'Working from Home'
Updated: Sep 20, 2020
Women have always been working from home.
I will just like to start with a quick statement: this work will be submitted towards my MA studies (the last module of a Glass and Ceramic Master's, meant to develop both practice and material expertise) and part of my ongoing practice.
Completing your Master's outside of the university studio environment raises some important questions about developing one's own practice beyond the University. For me, it was about the fullness of the artist's intention and what that individual is really interested in; linking it to those ideas which upon forming are then subsequently developed.
With no furnace or large glass kiln available, I have been pressed out of necessity to examine the consequent impact that this has had on the scale and expectations I previously held of my originally intended work. Yet, even so, some of these challenging issues have served to create a climate wherein new and interesting alternatives have been and are being considered. I am therefore using this blog to communicate my journey.
Within a literature review, I have contextualised my new alternative work. It relates to glass in the wider field of sculpture and to issues of domestic labour and gender. I am not aiming to make 'specific glass objects' for other glass artists to view. Its specificity, first and foremost, is to be part of a wider debate about sculpture and feminism. Not 'glass to illustrate beauty'. Rather, it is glass used to create objects that we might think of as being representative of ordinary, domestic, and women's work.

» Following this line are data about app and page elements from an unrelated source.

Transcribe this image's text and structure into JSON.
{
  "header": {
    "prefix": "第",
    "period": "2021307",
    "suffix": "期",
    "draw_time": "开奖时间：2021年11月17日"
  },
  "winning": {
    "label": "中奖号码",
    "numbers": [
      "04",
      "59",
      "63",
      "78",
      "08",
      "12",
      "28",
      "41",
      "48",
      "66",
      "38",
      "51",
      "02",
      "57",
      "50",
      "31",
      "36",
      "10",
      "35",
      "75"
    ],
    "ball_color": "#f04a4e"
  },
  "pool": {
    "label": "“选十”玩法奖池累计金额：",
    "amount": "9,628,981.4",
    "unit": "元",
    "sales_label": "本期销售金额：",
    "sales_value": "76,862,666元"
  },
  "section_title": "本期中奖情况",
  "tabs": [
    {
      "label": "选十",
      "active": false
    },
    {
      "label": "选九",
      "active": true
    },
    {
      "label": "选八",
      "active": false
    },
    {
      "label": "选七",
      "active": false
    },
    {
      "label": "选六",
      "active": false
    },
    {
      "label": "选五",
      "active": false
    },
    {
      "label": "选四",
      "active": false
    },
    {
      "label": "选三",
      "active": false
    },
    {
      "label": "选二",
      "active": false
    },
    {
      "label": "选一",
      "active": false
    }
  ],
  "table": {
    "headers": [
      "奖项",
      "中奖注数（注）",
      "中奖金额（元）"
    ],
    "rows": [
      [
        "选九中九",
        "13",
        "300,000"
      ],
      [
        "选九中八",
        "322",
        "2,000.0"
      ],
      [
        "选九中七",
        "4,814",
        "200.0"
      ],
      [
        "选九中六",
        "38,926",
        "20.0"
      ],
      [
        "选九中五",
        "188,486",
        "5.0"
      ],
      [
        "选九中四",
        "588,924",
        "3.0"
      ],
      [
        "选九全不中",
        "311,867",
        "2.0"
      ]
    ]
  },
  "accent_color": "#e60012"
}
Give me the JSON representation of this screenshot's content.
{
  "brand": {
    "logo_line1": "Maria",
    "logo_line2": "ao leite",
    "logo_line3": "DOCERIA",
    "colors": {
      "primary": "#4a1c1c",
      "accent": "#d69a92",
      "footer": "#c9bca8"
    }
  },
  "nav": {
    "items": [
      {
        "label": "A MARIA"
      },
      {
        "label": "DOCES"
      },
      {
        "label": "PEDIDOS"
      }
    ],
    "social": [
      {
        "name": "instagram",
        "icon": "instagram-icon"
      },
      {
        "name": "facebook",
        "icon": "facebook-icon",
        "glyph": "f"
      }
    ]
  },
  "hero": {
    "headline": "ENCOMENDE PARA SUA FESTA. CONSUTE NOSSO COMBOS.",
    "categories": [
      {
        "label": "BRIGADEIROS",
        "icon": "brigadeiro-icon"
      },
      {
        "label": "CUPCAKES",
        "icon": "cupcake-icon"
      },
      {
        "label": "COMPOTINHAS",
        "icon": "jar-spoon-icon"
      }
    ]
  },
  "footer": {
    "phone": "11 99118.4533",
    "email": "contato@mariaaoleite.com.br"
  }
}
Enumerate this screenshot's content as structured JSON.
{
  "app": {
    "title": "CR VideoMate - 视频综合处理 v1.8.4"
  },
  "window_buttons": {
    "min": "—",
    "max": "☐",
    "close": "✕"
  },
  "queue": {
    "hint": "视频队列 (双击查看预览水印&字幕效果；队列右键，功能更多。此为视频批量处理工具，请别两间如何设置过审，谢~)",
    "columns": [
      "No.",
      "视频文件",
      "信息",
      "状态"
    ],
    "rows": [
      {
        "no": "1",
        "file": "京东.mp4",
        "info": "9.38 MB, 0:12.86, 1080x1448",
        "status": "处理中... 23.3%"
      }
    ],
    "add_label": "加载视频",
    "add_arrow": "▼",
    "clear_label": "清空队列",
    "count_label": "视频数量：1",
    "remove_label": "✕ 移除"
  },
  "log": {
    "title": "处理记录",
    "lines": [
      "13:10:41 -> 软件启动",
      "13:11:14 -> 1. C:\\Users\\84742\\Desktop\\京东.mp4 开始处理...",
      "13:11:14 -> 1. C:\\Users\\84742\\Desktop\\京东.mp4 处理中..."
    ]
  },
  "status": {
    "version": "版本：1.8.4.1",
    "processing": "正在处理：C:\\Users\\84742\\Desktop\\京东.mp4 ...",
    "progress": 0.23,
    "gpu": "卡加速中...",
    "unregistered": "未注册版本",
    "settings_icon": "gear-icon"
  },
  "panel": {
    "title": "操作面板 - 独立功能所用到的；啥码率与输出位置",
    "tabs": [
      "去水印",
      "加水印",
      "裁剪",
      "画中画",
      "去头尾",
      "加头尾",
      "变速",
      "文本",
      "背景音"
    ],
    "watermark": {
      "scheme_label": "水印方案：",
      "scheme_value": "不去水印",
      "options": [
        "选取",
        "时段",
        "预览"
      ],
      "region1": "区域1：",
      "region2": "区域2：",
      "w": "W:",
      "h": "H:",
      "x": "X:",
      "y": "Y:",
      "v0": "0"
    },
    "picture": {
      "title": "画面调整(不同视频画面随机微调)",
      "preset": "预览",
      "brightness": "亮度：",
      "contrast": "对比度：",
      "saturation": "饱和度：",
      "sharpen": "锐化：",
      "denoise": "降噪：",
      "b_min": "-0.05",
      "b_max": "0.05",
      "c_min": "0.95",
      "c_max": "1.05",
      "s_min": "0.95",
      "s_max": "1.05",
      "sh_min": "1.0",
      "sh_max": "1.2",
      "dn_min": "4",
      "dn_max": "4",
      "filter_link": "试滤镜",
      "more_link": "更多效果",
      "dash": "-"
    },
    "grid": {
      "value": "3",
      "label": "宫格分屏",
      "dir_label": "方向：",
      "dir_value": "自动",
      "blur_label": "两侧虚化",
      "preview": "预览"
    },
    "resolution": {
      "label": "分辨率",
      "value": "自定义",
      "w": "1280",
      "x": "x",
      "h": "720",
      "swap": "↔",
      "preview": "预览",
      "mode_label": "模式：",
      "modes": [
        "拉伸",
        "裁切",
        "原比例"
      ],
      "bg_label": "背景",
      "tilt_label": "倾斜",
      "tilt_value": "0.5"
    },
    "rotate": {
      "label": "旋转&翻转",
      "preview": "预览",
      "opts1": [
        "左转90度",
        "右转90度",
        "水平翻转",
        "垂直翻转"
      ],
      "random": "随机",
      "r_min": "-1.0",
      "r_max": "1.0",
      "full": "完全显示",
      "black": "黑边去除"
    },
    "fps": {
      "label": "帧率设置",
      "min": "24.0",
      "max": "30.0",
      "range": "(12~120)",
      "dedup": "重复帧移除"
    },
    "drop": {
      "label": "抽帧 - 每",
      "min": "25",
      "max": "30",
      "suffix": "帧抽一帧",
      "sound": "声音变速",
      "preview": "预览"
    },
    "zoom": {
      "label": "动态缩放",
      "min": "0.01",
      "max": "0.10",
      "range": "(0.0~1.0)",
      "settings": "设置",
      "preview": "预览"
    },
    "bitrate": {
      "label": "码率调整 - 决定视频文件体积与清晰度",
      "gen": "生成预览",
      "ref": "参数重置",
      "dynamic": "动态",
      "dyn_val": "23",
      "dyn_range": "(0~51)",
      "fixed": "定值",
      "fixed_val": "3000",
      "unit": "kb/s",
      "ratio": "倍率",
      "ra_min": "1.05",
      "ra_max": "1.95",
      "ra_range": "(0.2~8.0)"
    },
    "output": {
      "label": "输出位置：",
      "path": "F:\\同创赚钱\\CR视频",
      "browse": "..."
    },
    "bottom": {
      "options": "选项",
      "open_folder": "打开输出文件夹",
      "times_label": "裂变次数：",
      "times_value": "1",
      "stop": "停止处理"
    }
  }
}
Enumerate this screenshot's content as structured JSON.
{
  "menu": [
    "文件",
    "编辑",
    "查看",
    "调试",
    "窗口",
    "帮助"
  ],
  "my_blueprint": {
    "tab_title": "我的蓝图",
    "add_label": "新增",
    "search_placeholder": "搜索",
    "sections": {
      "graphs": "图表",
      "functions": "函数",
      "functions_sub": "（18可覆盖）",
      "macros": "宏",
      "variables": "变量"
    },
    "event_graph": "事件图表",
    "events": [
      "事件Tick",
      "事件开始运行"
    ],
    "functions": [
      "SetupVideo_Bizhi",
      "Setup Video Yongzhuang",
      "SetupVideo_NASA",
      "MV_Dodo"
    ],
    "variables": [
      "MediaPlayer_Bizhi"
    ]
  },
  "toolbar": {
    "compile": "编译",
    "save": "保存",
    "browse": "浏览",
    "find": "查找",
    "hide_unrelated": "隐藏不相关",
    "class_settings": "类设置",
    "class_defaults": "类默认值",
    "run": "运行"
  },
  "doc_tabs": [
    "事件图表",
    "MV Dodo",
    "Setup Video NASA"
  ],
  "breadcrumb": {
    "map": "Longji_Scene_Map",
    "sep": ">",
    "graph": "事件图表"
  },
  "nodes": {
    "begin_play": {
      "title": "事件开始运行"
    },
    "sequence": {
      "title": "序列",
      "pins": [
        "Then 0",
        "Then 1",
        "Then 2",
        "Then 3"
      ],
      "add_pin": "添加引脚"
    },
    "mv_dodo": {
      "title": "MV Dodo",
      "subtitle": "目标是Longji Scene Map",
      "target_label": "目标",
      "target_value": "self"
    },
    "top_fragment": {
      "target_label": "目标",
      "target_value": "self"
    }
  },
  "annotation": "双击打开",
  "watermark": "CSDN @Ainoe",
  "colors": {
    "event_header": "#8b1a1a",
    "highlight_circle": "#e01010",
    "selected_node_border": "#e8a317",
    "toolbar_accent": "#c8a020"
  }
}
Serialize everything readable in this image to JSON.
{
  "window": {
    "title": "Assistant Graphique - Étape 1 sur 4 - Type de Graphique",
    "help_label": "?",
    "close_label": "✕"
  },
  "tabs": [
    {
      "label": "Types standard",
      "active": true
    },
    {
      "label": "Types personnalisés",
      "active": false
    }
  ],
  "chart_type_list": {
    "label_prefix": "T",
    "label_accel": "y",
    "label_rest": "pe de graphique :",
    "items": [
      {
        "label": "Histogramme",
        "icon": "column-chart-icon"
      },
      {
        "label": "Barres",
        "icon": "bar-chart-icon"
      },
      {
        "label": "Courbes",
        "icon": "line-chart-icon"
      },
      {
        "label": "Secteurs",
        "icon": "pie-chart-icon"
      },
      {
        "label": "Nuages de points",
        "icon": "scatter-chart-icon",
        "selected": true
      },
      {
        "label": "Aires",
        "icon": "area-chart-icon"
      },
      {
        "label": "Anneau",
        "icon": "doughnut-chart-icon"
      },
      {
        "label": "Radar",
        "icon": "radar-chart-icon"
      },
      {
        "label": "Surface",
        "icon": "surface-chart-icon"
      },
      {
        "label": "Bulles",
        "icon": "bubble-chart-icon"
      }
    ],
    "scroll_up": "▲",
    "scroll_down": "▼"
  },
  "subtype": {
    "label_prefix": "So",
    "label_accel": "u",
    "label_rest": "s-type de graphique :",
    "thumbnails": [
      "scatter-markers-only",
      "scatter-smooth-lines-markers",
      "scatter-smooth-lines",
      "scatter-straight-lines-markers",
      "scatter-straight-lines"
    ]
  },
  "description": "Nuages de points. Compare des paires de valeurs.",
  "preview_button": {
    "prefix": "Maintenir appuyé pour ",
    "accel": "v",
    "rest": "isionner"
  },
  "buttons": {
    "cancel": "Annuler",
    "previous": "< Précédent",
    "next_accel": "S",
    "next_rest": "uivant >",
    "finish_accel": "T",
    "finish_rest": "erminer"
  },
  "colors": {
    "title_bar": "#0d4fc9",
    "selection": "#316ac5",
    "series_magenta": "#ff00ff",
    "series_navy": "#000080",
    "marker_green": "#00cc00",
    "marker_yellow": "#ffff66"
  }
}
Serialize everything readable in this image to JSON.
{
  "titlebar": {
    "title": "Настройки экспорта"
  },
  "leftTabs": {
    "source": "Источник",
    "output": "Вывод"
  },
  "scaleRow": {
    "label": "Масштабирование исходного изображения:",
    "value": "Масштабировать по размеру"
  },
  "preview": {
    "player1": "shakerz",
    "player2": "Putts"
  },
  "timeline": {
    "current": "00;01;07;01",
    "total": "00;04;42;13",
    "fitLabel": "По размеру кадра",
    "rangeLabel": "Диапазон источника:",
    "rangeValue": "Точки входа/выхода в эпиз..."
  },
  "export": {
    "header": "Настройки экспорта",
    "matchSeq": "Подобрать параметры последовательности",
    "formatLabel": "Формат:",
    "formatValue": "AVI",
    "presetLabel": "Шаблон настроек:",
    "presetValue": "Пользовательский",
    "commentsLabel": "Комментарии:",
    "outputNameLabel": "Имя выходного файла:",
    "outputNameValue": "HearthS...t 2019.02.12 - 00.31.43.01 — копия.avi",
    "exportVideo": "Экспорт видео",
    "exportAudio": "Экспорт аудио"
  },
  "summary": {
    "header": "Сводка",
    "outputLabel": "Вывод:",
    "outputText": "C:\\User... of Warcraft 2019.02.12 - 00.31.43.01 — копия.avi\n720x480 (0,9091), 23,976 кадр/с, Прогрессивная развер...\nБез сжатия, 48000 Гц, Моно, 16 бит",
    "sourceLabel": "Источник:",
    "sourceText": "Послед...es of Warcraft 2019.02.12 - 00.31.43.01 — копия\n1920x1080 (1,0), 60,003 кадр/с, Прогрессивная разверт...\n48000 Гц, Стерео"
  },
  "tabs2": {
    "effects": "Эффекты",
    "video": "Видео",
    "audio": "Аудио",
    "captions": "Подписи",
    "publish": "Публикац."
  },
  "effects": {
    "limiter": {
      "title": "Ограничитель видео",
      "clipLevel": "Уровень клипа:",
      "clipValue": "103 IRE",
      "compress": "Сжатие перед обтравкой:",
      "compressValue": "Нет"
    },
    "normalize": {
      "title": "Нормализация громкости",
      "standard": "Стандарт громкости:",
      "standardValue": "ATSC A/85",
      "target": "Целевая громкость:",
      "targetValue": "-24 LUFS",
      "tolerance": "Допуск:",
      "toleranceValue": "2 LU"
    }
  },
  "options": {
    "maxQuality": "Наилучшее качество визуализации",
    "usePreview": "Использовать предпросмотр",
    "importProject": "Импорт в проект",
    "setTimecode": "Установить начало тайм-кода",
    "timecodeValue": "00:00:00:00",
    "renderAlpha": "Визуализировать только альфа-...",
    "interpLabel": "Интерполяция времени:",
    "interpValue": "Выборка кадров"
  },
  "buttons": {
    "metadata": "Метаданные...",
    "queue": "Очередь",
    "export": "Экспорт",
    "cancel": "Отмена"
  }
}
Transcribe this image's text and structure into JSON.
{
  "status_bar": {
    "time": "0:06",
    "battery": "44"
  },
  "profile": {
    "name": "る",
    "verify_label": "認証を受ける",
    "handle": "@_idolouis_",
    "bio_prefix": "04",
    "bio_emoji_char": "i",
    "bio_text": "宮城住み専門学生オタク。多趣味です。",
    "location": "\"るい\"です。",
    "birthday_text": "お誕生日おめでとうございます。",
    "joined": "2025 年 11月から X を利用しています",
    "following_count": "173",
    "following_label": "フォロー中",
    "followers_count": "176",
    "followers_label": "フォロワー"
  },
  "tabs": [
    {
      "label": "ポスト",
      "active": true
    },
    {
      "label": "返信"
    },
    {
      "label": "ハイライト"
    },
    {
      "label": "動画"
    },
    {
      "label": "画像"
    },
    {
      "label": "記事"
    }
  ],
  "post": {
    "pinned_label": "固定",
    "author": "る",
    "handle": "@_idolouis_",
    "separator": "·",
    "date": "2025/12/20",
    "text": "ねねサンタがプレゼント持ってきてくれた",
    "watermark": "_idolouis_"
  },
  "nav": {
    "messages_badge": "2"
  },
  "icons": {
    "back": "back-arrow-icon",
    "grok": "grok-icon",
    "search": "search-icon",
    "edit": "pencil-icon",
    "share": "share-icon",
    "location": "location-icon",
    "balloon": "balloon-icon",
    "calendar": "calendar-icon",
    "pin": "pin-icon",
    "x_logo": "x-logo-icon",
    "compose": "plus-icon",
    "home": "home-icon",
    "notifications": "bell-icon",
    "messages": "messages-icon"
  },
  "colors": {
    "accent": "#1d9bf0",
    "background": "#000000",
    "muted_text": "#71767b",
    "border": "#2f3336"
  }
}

I am deliberately playing with expectations of 'high art' and 'low art'; with ideas of what through the medium of glass evokes repetition, mundane labour, and craft. Often, low-paid or unpaid labour is invisible and wrongly deemed unimportant, despite its social and economic impact. This is currently undergoing a re-evaluation during the current COVID-19 pandemic, its key workers now being rightly seen as essential to healthcare and public service.
Process and Development
The first part of my journey involved the utilisation of textile pieces that explore the wild thread, the natural , the untamed, and the undomesticated; looking at how the gender identity of young women is created and can be objectified through exploring the sense of self. Below can be seen the drawings of selfies (from my family) screen-printed onto water jet cut mobile phone screens. Also, to be found below, is previous MA work where I have printed drawings of selfies which have been placed onto water jet cut screens.
I have been hand-dyeing wool, thread, and linen so that I can start to make embroidery pieces using all-natural dyes. 'Wild' represents a concept of being 'naturally' wild and undomesticated, and carries with it the connotations of being free. Likewise, 'threads' evoke idioms such as 'holding together', 'losing the thread', 'a stitch in time', 'falling apart at the seams','being on tenterhooks', and 'threadbare'
The four images below are of embroidery thread which is natural (not synthetic) and, ipso facto, a 'wild' material.
Process and Development in Glass
The second part of my journey has been employing the use of glass fusing techniques to make objects that refer to everyday domestic life, and exploring the value and place of that everyday labour and transforming what we think of as 'domestic'.
The images below are a final tranche of experiments in mark-making and represent an exploration of using domestic materials as well as paint, Tipp-ex, and detergent. Through scrubbing and scouring on canvas, I am mark-making.